But things changed. The truth was my eyes needed to adjust. And it took time. I groped for landmarks and eventually stumbled, with so much help from God and friends and family, onto a path.
Sometimes the world feels colder. And sometimes the cold scares me, in that deep part of me that will always think it’s deeply wrong he died when he did.
The fire is more remote than it used to be. My distance from it feels disconcerting even as it relieves the pain. I remember someone saying to me, right after he died, that they’d like to fast-forward to a time five years later when it didn’t hurt so much to remember him, and we could talk about him with smiles and laughter. I remember feeling panicky at the thought. I thought the intensity of the pain was all I had left of the fire. It was my tether to a time when he still existed on this Earth. And I knew every moment of every day, I was moving inexorably further from that time, and there was a part of me that hated it.
And then sometimes to this day, without warning, like a hot ember in my hand, I’ll catch a memory, and it will sear just like that first day. But then I remember this means he is not so far away, and we’re not so far from him, and it makes me smile. That’s a strange thing about grief: relief from it can sometimes be painful and pain can bring relief.
But most days, we live on the edge of the fire, and it doesn’t feel cold or searing. The scent of the fire is in our hair and on our old sweatshirts, familiar, comforting, and persistent. The sparks are in my children’s eyes, and their own little fires grow brighter every day.
Right after Jake died, I looked up some studies about children and memory, and found that our oldest daughter was cognitively just old enough to form memories of him that she could perhaps hold onto until adulthood. And I also learned that little girls are sometimes more prone than boys to forming those memories early, because they’re more verbal sooner. And I learned little girls with highly verbal mothers are the most likely to form those memories early.
So, she’s got that going for her. She has several memories of her father that she has dug up on her own. Some of them she told me about, in that way only moms can understand, when she was just barely speaking.
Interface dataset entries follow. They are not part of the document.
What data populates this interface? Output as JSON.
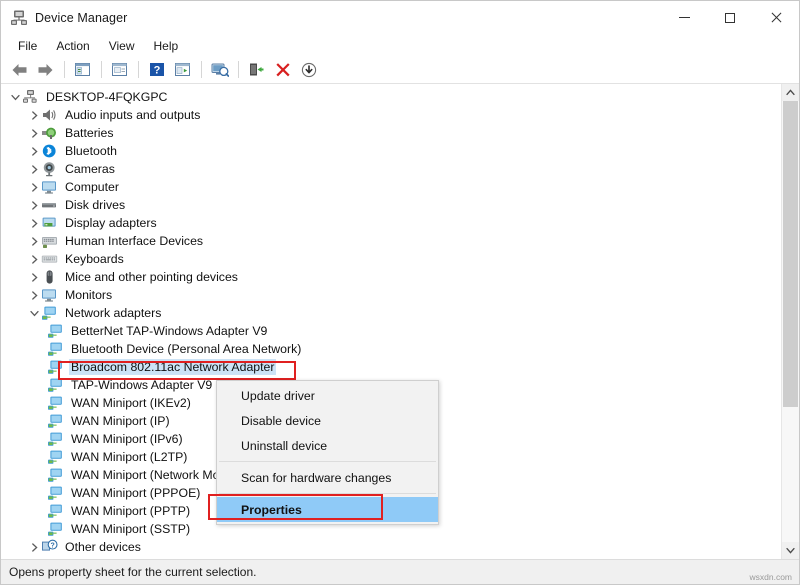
{
  "window": {
    "title": "Device Manager",
    "icon": "device-manager-icon",
    "controls": {
      "minimize": "–",
      "maximize": "□",
      "close": "✕"
    }
  },
  "menubar": {
    "items": [
      {
        "label": "File"
      },
      {
        "label": "Action"
      },
      {
        "label": "View"
      },
      {
        "label": "Help"
      }
    ]
  },
  "toolbar": {
    "buttons": [
      {
        "name": "back-arrow-icon",
        "title": "Back"
      },
      {
        "name": "forward-arrow-icon",
        "title": "Forward"
      },
      {
        "name": "show-hide-console-tree-icon",
        "title": "Show/Hide Console Tree"
      },
      {
        "name": "properties-icon",
        "title": "Properties"
      },
      {
        "name": "help-icon",
        "title": "Help"
      },
      {
        "name": "update-driver-icon",
        "title": "Update driver"
      },
      {
        "name": "scan-hardware-changes-icon",
        "title": "Scan for hardware changes"
      },
      {
        "name": "enable-device-icon",
        "title": "Enable device"
      },
      {
        "name": "uninstall-device-icon",
        "title": "Uninstall device"
      },
      {
        "name": "disable-device-icon",
        "title": "Disable device"
      }
    ]
  },
  "tree": {
    "root": {
      "label": "DESKTOP-4FQKGPC",
      "icon": "computer-root-icon",
      "expanded": true
    },
    "categories": [
      {
        "label": "Audio inputs and outputs",
        "icon": "speaker-icon",
        "expanded": false
      },
      {
        "label": "Batteries",
        "icon": "battery-icon",
        "expanded": false
      },
      {
        "label": "Bluetooth",
        "icon": "bluetooth-icon",
        "expanded": false
      },
      {
        "label": "Cameras",
        "icon": "camera-icon",
        "expanded": false
      },
      {
        "label": "Computer",
        "icon": "monitor-icon",
        "expanded": false
      },
      {
        "label": "Disk drives",
        "icon": "disk-drive-icon",
        "expanded": false
      },
      {
        "label": "Display adapters",
        "icon": "display-adapter-icon",
        "expanded": false
      },
      {
        "label": "Human Interface Devices",
        "icon": "hid-icon",
        "expanded": false
      },
      {
        "label": "Keyboards",
        "icon": "keyboard-icon",
        "expanded": false
      },
      {
        "label": "Mice and other pointing devices",
        "icon": "mouse-icon",
        "expanded": false
      },
      {
        "label": "Monitors",
        "icon": "monitor-icon",
        "expanded": false
      },
      {
        "label": "Network adapters",
        "icon": "network-adapter-icon",
        "expanded": true
      },
      {
        "label": "Other devices",
        "icon": "unknown-device-icon",
        "expanded": false
      }
    ],
    "network_adapters": [
      {
        "label": "BetterNet TAP-Windows Adapter V9",
        "icon": "network-adapter-icon",
        "selected": false
      },
      {
        "label": "Bluetooth Device (Personal Area Network)",
        "icon": "network-adapter-icon",
        "selected": false
      },
      {
        "label": "Broadcom 802.11ac Network Adapter",
        "icon": "network-adapter-icon",
        "selected": true
      },
      {
        "label": "TAP-Windows Adapter V9",
        "icon": "network-adapter-icon",
        "selected": false
      },
      {
        "label": "WAN Miniport (IKEv2)",
        "icon": "network-adapter-icon",
        "selected": false
      },
      {
        "label": "WAN Miniport (IP)",
        "icon": "network-adapter-icon",
        "selected": false
      },
      {
        "label": "WAN Miniport (IPv6)",
        "icon": "network-adapter-icon",
        "selected": false
      },
      {
        "label": "WAN Miniport (L2TP)",
        "icon": "network-adapter-icon",
        "selected": false
      },
      {
        "label": "WAN Miniport (Network Monitor)",
        "icon": "network-adapter-icon",
        "selected": false
      },
      {
        "label": "WAN Miniport (PPPOE)",
        "icon": "network-adapter-icon",
        "selected": false
      },
      {
        "label": "WAN Miniport (PPTP)",
        "icon": "network-adapter-icon",
        "selected": false
      },
      {
        "label": "WAN Miniport (SSTP)",
        "icon": "network-adapter-icon",
        "selected": false
      }
    ]
  },
  "context_menu": {
    "items": [
      {
        "label": "Update driver",
        "highlighted": false,
        "separator_after": false
      },
      {
        "label": "Disable device",
        "highlighted": false,
        "separator_after": false
      },
      {
        "label": "Uninstall device",
        "highlighted": false,
        "separator_after": true
      },
      {
        "label": "Scan for hardware changes",
        "highlighted": false,
        "separator_after": true
      },
      {
        "label": "Properties",
        "highlighted": true,
        "separator_after": false
      }
    ]
  },
  "statusbar": {
    "text": "Opens property sheet for the current selection."
  },
  "watermark": {
    "text": "wsxdn.com"
  },
  "colors": {
    "selection_blue": "#cce3f6",
    "menu_highlight_blue": "#8fcaf7",
    "annotation_red": "#e02020",
    "window_bg": "#ffffff",
    "statusbar_bg": "#f0f0f0"
  }
}
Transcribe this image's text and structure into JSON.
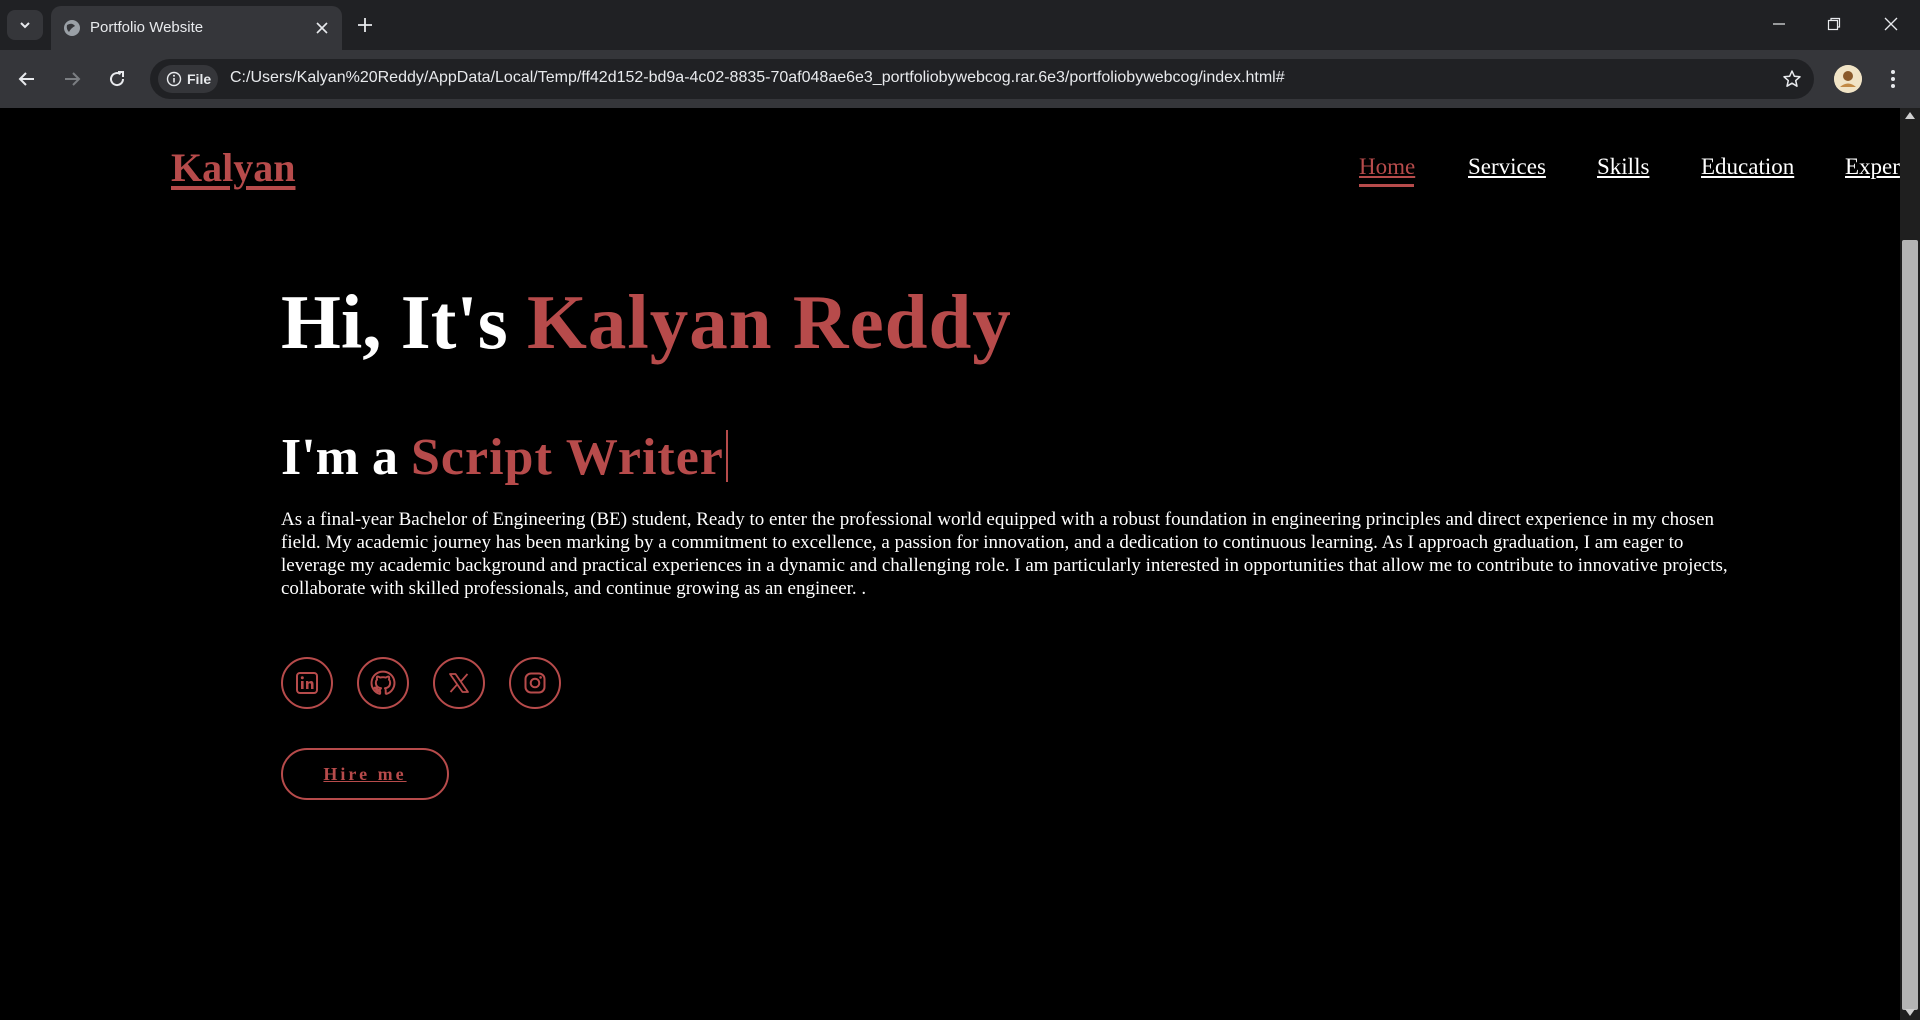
{
  "browser": {
    "tab_title": "Portfolio Website",
    "site_chip_label": "File",
    "url": "C:/Users/Kalyan%20Reddy/AppData/Local/Temp/ff42d152-bd9a-4c02-8835-70af048ae6e3_portfoliobywebcog.rar.6e3/portfoliobywebcog/index.html#"
  },
  "header": {
    "logo": "Kalyan",
    "nav": [
      {
        "label": "Home",
        "active": true
      },
      {
        "label": "Services",
        "active": false
      },
      {
        "label": "Skills",
        "active": false
      },
      {
        "label": "Education",
        "active": false
      },
      {
        "label": "Exper",
        "active": false
      }
    ]
  },
  "hero": {
    "greeting": "Hi, It's ",
    "name": "Kalyan Reddy",
    "role_prefix": "I'm a ",
    "role": "Script Writer",
    "description": "As a final-year Bachelor of Engineering (BE) student, Ready to enter the professional world equipped with a robust foundation in engineering principles and direct experience in my chosen field. My academic journey has been marking by a commitment to excellence, a passion for innovation, and a dedication to continuous learning. As I approach graduation, I am eager to leverage my academic background and practical experiences in a dynamic and challenging role. I am particularly interested in opportunities that allow me to contribute to innovative projects, collaborate with skilled professionals, and continue growing as an engineer. .",
    "socials": [
      "linkedin-icon",
      "github-icon",
      "x-icon",
      "instagram-icon"
    ],
    "hire_label": "Hire me"
  },
  "colors": {
    "accent": "#b74b4b",
    "background": "#000000",
    "text": "#ffffff"
  }
}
I’m a steward of his spark. Their father passed it onto her and her sister, and I keep it alive by talking about him and talking to God about him with my kids every day. My oldest daughter and I are stewards of his life together, telling her little sister about the father she never met. All of us who knew him and loved him are keepers of this fire. It’s there, and it lives on, and it is something we can breathe life into every day. Again and again.
It’s been two years. My oldest daughter has lived half her life without him, but she told me about another memory just weeks ago.
“Mama, you know Dada show me this beautiful bird feeder?” she asked, pointing to a blue, blown-glass hummingbird feeder in a tree in the back yard. It is the same color as her eyes, which are identical to her father’s.
“Really?” I asked astonished, remembering him carrying her around the yard doing just that. We’d never talked about it.
“Yeah, it was a long time ago.”
But not so far away.